» **Action item**
When responding, copy every record below exactly as it appears.

· · · ·

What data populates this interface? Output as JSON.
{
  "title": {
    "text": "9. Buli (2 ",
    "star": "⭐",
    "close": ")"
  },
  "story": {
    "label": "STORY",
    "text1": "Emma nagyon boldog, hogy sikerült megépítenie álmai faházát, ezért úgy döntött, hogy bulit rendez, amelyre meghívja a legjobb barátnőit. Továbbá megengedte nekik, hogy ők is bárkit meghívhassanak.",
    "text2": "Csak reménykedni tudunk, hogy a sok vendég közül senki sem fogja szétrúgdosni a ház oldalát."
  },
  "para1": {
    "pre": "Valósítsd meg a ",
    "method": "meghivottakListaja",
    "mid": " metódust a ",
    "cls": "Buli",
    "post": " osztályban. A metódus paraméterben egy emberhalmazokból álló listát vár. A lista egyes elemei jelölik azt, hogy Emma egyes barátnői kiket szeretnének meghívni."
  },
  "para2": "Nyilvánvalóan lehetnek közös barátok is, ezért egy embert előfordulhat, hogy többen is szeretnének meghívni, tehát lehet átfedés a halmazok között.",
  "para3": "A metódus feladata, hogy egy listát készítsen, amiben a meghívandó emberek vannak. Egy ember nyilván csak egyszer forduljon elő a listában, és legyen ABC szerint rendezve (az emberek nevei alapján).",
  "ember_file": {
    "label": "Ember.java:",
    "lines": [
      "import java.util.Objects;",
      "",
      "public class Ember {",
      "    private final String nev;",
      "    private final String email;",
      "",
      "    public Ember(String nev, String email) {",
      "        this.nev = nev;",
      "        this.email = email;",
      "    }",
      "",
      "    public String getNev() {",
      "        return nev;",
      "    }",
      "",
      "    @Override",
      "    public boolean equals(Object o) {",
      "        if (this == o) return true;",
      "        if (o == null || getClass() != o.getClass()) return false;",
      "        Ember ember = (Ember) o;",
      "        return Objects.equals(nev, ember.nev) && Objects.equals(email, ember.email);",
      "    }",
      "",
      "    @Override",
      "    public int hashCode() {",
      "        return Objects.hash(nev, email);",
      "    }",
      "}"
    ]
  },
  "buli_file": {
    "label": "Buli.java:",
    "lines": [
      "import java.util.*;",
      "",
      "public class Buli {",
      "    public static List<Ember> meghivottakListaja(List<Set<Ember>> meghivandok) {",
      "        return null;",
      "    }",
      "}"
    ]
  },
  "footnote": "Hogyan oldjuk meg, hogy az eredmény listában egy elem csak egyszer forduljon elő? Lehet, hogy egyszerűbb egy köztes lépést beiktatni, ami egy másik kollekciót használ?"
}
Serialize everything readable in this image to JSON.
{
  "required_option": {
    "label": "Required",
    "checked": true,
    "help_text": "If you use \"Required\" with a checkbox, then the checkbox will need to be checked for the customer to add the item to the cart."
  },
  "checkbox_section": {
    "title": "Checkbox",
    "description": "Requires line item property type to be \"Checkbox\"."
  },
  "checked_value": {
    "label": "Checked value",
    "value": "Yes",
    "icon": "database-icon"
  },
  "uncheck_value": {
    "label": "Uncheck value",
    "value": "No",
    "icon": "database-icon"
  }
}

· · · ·

» **Response**
What data populates this interface? Output as JSON.
{
  "title": {
    "text": "9. Buli (2 ",
    "star": "⭐",
    "close": ")"
  },
  "story": {
    "label": "STORY",
    "text1": "Emma nagyon boldog, hogy sikerült megépítenie álmai faházát, ezért úgy döntött, hogy bulit rendez, amelyre meghívja a legjobb barátnőit. Továbbá megengedte nekik, hogy ők is bárkit meghívhassanak.",
    "text2": "Csak reménykedni tudunk, hogy a sok vendég közül senki sem fogja szétrúgdosni a ház oldalát."
  },
  "para1": {
    "pre": "Valósítsd meg a ",
    "method": "meghivottakListaja",
    "mid": " metódust a ",
    "cls": "Buli",
    "post": " osztályban. A metódus paraméterben egy emberhalmazokból álló listát vár. A lista egyes elemei jelölik azt, hogy Emma egyes barátnői kiket szeretnének meghívni."
  },
  "para2": "Nyilvánvalóan lehetnek közös barátok is, ezért egy embert előfordulhat, hogy többen is szeretnének meghívni, tehát lehet átfedés a halmazok között.",
  "para3": "A metódus feladata, hogy egy listát készítsen, amiben a meghívandó emberek vannak. Egy ember nyilván csak egyszer forduljon elő a listában, és legyen ABC szerint rendezve (az emberek nevei alapján).",
  "ember_file": {
    "label": "Ember.java:",
    "lines": [
      "import java.util.Objects;",
      "",
      "public class Ember {",
      "    private final String nev;",
      "    private final String email;",
      "",
      "    public Ember(String nev, String email) {",
      "        this.nev = nev;",
      "        this.email = email;",
      "    }",
      "",
      "    public String getNev() {",
      "        return nev;",
      "    }",
      "",
      "    @Override",
      "    public boolean equals(Object o) {",
      "        if (this == o) return true;",
      "        if (o == null || getClass() != o.getClass()) return false;",
      "        Ember ember = (Ember) o;",
      "        return Objects.equals(nev, ember.nev) && Objects.equals(email, ember.email);",
      "    }",
      "",
      "    @Override",
      "    public int hashCode() {",
      "        return Objects.hash(nev, email);",
      "    }",
      "}"
    ]
  },
  "buli_file": {
    "label": "Buli.java:",
    "lines": [
      "import java.util.*;",
      "",
      "public class Buli {",
      "    public static List<Ember> meghivottakListaja(List<Set<Ember>> meghivandok) {",
      "        return null;",
      "    }",
      "}"
    ]
  },
  "footnote": "Hogyan oldjuk meg, hogy az eredmény listában egy elem csak egyszer forduljon elő? Lehet, hogy egyszerűbb egy köztes lépést beiktatni, ami egy másik kollekciót használ?"
}
Serialize everything readable in this image to JSON.
{
  "required_option": {
    "label": "Required",
    "checked": true,
    "help_text": "If you use \"Required\" with a checkbox, then the checkbox will need to be checked for the customer to add the item to the cart."
  },
  "checkbox_section": {
    "title": "Checkbox",
    "description": "Requires line item property type to be \"Checkbox\"."
  },
  "checked_value": {
    "label": "Checked value",
    "value": "Yes",
    "icon": "database-icon"
  },
  "uncheck_value": {
    "label": "Uncheck value",
    "value": "No",
    "icon": "database-icon"
  }
}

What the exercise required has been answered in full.